Dr. Bucshon Supports Permanent Tax Cuts
“The Tax Cuts and Jobs Act has had a tremendously positive impact on the American economy. Today, we have one of the most competitive tax codes in the world – wages have increased, the economy grew by more than 4% in the last quarter, and for the first time, there are more available jobs than there are people looking for work. Unfortunately, because Washington Democrats did not support the tax cuts, we must now pass additional legislation that will make the tax cuts for middle-class families and small businesses permanent. This is important because small businesses are the backbone of America and a strong middle-class means a strong, sustained America.”
Protecting Family and Small Business Tax Cuts Act (H.R. 6760)
Makes these provisions permanent
· Lower tax rates
· A doubled Child Tax Credit
· Paid Family Leave Tax Credit
· Elimination of the Alternative Minimum Tax
· Doubled exemption from the Death Tax
Family Savings Act (H.R. 6757)
· Allowing small businesses to join together to create a 401(k) plan more affordably
· Giving employers more time to put new retirement plans in place
· Simplifying the rules for participation in employer plans
· USA accounts. Creating a new Universal Savings Account (USA) to offer a fully flexible savings tool that families can use any time that’s right for them.

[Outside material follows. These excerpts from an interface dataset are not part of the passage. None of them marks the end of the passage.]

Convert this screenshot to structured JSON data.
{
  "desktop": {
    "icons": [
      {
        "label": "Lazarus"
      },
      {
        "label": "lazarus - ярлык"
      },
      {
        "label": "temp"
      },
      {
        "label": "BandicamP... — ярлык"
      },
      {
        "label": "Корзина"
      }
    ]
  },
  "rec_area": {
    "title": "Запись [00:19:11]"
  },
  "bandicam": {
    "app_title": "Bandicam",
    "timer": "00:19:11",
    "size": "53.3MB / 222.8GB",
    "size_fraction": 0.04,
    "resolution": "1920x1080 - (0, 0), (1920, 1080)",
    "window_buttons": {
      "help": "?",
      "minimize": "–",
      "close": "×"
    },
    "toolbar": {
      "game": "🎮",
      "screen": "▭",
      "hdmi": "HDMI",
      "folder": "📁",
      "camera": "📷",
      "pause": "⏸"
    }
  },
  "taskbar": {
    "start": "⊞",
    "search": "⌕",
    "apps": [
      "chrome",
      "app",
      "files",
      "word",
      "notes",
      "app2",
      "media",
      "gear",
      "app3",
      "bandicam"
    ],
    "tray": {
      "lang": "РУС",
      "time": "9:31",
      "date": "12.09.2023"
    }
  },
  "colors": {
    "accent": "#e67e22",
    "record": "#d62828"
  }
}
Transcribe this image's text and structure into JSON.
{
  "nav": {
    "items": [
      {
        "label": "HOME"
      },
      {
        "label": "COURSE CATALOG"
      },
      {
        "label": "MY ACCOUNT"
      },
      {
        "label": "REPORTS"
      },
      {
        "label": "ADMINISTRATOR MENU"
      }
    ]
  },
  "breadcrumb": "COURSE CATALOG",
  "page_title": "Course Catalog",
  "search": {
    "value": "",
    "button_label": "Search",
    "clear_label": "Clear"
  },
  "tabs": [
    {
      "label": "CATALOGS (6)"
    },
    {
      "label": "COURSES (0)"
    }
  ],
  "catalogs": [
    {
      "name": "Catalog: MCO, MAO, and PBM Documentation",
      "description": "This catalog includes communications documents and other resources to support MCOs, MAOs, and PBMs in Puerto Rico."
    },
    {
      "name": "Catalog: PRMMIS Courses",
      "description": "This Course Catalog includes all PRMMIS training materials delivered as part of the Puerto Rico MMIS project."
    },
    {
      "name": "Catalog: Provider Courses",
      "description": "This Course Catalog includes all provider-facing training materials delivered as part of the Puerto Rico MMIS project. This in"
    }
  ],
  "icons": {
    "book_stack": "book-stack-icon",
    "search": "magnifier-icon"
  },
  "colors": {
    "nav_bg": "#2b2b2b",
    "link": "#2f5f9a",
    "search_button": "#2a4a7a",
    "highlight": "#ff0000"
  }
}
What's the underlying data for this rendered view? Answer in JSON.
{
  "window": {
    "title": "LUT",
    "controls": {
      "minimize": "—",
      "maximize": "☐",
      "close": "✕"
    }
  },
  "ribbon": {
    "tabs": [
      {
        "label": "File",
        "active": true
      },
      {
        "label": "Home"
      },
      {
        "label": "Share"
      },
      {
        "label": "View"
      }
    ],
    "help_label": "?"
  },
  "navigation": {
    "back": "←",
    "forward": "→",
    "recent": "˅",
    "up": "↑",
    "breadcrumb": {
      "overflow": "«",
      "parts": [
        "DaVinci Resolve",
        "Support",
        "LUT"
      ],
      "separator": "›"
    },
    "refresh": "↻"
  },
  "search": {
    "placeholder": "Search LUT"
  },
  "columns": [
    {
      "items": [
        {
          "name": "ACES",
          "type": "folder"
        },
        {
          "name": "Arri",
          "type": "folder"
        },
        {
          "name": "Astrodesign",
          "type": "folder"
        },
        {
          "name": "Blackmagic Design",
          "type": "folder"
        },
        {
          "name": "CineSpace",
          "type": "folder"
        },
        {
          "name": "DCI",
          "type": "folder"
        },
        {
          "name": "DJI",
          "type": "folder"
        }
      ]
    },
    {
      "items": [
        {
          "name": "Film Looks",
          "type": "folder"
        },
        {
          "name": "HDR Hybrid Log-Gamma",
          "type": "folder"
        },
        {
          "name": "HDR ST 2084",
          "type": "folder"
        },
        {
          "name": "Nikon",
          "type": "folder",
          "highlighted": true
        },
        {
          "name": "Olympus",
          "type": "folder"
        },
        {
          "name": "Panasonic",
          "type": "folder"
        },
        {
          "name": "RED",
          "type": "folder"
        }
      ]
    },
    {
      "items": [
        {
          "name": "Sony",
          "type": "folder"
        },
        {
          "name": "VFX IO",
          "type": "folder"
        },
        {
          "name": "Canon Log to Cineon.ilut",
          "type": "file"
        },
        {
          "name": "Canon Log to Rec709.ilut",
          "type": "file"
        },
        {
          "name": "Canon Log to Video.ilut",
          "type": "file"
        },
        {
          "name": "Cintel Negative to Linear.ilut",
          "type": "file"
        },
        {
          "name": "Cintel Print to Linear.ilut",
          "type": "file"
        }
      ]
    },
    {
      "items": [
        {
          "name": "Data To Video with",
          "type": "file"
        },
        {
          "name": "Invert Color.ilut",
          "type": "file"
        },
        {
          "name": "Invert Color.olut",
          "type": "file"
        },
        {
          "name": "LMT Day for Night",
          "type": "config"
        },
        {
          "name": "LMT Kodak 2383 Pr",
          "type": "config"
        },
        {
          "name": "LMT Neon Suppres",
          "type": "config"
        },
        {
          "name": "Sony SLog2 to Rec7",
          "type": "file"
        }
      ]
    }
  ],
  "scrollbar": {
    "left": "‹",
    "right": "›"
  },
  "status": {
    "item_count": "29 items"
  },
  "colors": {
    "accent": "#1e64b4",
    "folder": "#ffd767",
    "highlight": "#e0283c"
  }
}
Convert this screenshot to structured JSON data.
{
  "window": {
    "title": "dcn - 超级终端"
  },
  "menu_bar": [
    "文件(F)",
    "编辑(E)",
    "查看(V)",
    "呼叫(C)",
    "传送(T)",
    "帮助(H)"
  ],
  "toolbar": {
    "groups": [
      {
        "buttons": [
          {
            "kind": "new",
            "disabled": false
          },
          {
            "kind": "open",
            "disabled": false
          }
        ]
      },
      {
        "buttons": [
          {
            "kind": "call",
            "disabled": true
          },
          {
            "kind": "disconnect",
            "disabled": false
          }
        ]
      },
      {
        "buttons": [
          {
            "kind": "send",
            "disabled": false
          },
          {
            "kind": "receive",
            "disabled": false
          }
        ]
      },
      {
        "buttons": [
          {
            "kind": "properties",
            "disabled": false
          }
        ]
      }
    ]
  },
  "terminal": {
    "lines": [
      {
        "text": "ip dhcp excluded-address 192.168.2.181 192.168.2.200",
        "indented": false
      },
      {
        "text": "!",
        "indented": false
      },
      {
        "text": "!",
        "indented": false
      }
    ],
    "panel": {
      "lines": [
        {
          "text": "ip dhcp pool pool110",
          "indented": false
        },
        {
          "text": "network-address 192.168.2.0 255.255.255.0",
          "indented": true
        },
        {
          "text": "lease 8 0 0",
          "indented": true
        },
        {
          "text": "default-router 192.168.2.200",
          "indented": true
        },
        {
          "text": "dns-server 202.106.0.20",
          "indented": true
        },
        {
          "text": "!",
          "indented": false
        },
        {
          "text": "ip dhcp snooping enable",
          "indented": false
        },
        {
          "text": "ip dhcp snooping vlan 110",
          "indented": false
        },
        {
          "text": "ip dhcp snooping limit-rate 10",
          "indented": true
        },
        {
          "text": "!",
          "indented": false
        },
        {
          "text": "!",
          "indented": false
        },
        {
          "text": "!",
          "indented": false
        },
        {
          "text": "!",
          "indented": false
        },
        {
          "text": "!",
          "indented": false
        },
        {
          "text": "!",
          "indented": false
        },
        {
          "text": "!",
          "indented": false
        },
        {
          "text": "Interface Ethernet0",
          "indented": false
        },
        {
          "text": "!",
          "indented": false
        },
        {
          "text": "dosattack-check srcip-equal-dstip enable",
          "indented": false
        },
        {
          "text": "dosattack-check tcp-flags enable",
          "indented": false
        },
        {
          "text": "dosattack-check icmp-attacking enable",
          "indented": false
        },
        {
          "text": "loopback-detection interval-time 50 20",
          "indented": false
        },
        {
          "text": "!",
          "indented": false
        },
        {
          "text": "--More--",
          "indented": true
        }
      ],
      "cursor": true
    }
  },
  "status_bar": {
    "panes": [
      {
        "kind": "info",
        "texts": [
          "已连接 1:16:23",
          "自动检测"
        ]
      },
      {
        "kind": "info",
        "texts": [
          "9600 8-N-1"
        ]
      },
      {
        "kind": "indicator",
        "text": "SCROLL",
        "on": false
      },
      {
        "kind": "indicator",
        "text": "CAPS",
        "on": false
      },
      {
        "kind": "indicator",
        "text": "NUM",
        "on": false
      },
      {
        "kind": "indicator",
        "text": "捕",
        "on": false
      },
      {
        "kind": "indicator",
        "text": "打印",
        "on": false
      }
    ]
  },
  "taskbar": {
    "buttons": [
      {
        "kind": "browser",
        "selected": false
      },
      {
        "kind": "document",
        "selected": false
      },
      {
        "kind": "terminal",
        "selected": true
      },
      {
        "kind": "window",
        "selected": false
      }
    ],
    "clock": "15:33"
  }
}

· Expanded 529 Education accounts. Building upon the improvements to education savings accounts in the Tax Cuts and Jobs Act by providing families with the flexibility to also use their education savings to pay for apprenticeship fees to learn a trade, cover the cost of home schooling, and help pay off student debt.
· New Baby savings. Allowing families to access their own retirement accounts on a penalty-free basis to use as they see fit when welcoming a new child into the family, whether by birth or adoption. And allowing families to replenish those retirement accounts in the future.
American Innovation Act (H.R. 6756)
· Allowing new businesses to write off more of their initial start-up costs
· Allowing start-ups to expand by bringing in new investors without triggering limits on their access to tax benefits like the R&D credit for activities conducted in their early years